portrait of AlexAlexei V. Filippenko
Professor of Astronomy

B.A. (Physics), 1979, University of California, Santa Barbara
Ph.D. (Astronomy), 1984, California Institute of Technology

I am involved primarily in observational studies at optical, ultraviolet, and near-infrared wavelengths. Most of my data are obtained with the Keck 10-meter telescopes, the Lick 3-meter reflector, and the Hubble Space Telescope, though I also utilize the Chandra X-ray Observatory and some other facilities. In addition, my group has developed a 0.8-meter robotic telescope at Lick Observatory (KAIT, the Katzman Automatic Imaging Telescope) that obtains data automatically, every clear night, while we sleep; see http://astron.berkeley.edu/~bait/kait.html.

My collaborators and I have made a concerted effort to determine the nature of the progenitor stars, the explosion mechanisms, and the nucleosynthetic products of different types of supernovae. With KAIT, we conduct the world's most successful search for nearby supernovae, having found over 300 in the past five years. We have spectroscopically classified hundreds of objects, providing a rich data base for individual and statistical studies. Our work shows that there are several physically distinct subclasses of hydrogen-poor (Type I) supernovae; some undergo thermonuclear runaway (Type Ia), while others explode via core collapse and rebound (Types Ib and Ic), as do hydrogen-rich (Type II) supernovae.

One of our group's major activities is to use supernovae as cosmological distance indicators. In 1998, we announced that high-redshift Type Ia supernovae seem to be dimmer (and hence farther away) than expected. This led us to conclude that the expansion of the Universe is accelerating, perhaps due to the cosmic "antigravity" effect of a nonzero vacuum energy density or some other type of "dark energy"! Deemed the top "Science Breakthrough of 1998" by Science magazine, we are now verifying this result through detailed studies of systematic effects such as cosmic evolution of supernovae and intergalactic extinction. We are also using supernovae to determine the equation of state (pressure versus density) of the repulsive dark energy. Our other studies of Type Ia supernovae are leading to improved measurements of Hubble's constant and bulk flows in the Universe.

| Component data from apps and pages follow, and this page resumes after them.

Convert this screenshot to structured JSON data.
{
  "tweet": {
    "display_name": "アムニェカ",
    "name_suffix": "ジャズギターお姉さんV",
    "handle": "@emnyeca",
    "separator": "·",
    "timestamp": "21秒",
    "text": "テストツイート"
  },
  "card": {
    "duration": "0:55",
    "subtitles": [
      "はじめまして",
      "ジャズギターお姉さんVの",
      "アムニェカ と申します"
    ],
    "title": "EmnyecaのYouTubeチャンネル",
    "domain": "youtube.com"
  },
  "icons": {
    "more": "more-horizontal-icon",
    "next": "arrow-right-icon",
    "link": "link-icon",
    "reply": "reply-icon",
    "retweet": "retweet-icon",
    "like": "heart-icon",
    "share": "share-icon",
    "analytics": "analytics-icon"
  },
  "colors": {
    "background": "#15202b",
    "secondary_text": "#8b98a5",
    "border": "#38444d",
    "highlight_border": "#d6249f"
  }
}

In addition, we are developing Type II supernovae as cosmological probes.

With KAIT, we are obtaining rapid follow-up optical observations of gamma-ray bursts (GRBs), in some cases earlier than anyone else in the world. This is leading to a better understanding of the physical nature of GRBs. We are also exploring the connection between GRBs and some types of core-collapse supernovae.

I am also interested in determining the physical properties of quasars and active galactic nuclei. The radiation emitted by a quasar is thought to be produced by matter being swallowed by a supermassive black hole, roughly a hundred million times more massive than the Sun, but the details are still murky. These photons ionize clouds of gas, and the resulting emission lines provide clues to the structure and nature of the central engine. I am especially fond of normal, nearby galaxies whose nuclei harbor activity similar to (but weaker than) that in classical active galaxies; at least some of these objects may have been luminous quasars in the distant past, but they are now accreting very little gas. I am part of a team that is finding supermassive black holes in the nuclei of nearby galaxies, some of which may be the remnants of long-dead quasars.

Another major research area is the search for black holes in X-ray binary star systems. In 1995, my students and I used Keck to find a convincing black hole candidate in our Galaxy; it has a minimum mass of 5 Suns. Since then we have found several others, and we are now searching for additional examples. The results will be used to study the complex evolution of binary star systems, the formation of black holes, and the structure of accretion disks around compact objects. The derived masses of the candidate black holes will be useful for strong-field tests of general relativity. Recently, I have become interested in the possible presence of intermediate-mass black holes (100 to 10,000 solar masses) in a minority of star clusters.

Alex Filippenko
Dept. of Astronomy
601 Campbell Hall
University of California
Berkeley, CA 94720-3411
Office: 439 Campbell
Phone: (510) 642-1813
Fax: (510) 642-3411
Email: alex@astro.berkeley.edu